*** Opening of AVAILABLE DATA ***

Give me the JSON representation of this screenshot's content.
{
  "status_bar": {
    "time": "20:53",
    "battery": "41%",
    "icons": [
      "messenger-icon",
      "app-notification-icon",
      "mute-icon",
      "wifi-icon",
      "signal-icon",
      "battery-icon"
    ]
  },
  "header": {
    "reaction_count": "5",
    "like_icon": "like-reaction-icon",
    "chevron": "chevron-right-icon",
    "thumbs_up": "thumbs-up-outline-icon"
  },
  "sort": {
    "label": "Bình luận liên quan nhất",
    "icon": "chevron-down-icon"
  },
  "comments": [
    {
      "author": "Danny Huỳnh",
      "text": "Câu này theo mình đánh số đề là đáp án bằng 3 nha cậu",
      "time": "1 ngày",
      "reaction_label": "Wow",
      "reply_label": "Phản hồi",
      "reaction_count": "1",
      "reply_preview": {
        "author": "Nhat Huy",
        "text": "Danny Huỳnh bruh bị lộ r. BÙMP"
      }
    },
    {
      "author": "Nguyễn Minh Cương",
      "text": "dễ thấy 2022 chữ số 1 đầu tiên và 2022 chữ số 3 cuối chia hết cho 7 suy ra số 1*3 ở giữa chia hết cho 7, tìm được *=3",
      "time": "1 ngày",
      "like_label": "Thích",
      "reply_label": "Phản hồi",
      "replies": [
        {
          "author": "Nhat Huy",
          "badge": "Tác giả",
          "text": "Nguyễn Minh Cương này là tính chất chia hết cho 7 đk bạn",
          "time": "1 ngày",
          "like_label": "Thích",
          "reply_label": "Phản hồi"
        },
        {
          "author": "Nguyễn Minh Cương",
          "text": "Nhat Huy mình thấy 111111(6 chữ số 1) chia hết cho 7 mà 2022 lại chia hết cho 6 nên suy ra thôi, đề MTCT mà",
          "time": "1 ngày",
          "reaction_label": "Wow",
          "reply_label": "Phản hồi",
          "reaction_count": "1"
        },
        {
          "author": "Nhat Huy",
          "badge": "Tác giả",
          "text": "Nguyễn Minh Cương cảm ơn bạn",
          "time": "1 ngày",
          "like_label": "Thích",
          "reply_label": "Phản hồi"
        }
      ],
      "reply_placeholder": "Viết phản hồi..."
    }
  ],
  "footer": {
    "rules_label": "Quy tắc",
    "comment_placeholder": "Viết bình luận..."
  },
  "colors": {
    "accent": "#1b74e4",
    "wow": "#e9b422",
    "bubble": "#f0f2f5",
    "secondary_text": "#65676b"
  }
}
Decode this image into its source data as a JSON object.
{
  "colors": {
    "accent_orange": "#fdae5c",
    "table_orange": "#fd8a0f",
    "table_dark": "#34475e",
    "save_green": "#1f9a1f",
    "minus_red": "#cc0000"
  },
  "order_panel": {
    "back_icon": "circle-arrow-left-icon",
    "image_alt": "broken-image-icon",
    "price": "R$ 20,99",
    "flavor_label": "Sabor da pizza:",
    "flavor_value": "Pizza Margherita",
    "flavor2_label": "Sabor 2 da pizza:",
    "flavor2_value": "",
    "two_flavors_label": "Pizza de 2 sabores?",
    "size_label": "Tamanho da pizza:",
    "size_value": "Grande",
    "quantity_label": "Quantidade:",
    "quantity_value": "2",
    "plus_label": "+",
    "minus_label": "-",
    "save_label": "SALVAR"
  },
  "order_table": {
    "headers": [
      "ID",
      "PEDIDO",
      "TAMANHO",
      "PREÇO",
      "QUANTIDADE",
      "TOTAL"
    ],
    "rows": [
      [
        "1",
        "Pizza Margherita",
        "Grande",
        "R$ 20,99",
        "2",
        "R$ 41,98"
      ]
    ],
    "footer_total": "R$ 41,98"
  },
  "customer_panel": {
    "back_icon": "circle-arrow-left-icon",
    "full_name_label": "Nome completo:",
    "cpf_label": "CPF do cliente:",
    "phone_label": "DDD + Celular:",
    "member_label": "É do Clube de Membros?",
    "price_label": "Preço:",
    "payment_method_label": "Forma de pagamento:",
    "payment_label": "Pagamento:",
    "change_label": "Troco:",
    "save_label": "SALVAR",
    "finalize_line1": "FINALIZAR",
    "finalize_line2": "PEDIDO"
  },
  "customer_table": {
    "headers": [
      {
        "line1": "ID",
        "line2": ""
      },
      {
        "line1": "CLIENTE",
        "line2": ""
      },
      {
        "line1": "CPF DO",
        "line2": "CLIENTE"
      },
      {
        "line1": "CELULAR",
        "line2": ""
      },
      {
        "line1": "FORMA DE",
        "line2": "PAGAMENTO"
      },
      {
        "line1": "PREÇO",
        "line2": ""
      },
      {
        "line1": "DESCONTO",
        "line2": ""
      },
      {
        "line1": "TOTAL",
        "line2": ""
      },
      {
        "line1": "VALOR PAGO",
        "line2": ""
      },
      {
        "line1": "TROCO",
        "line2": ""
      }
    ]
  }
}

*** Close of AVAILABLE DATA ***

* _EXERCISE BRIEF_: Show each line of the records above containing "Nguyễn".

* _TASK SOLUTION_:
      "author": "Nguyễn Minh Cương",
          "text": "Nguyễn Minh Cương này là tính chất chia hết cho 7 đk bạn",
          "author": "Nguyễn Minh Cương",
          "text": "Nguyễn Minh Cương cảm ơn bạn",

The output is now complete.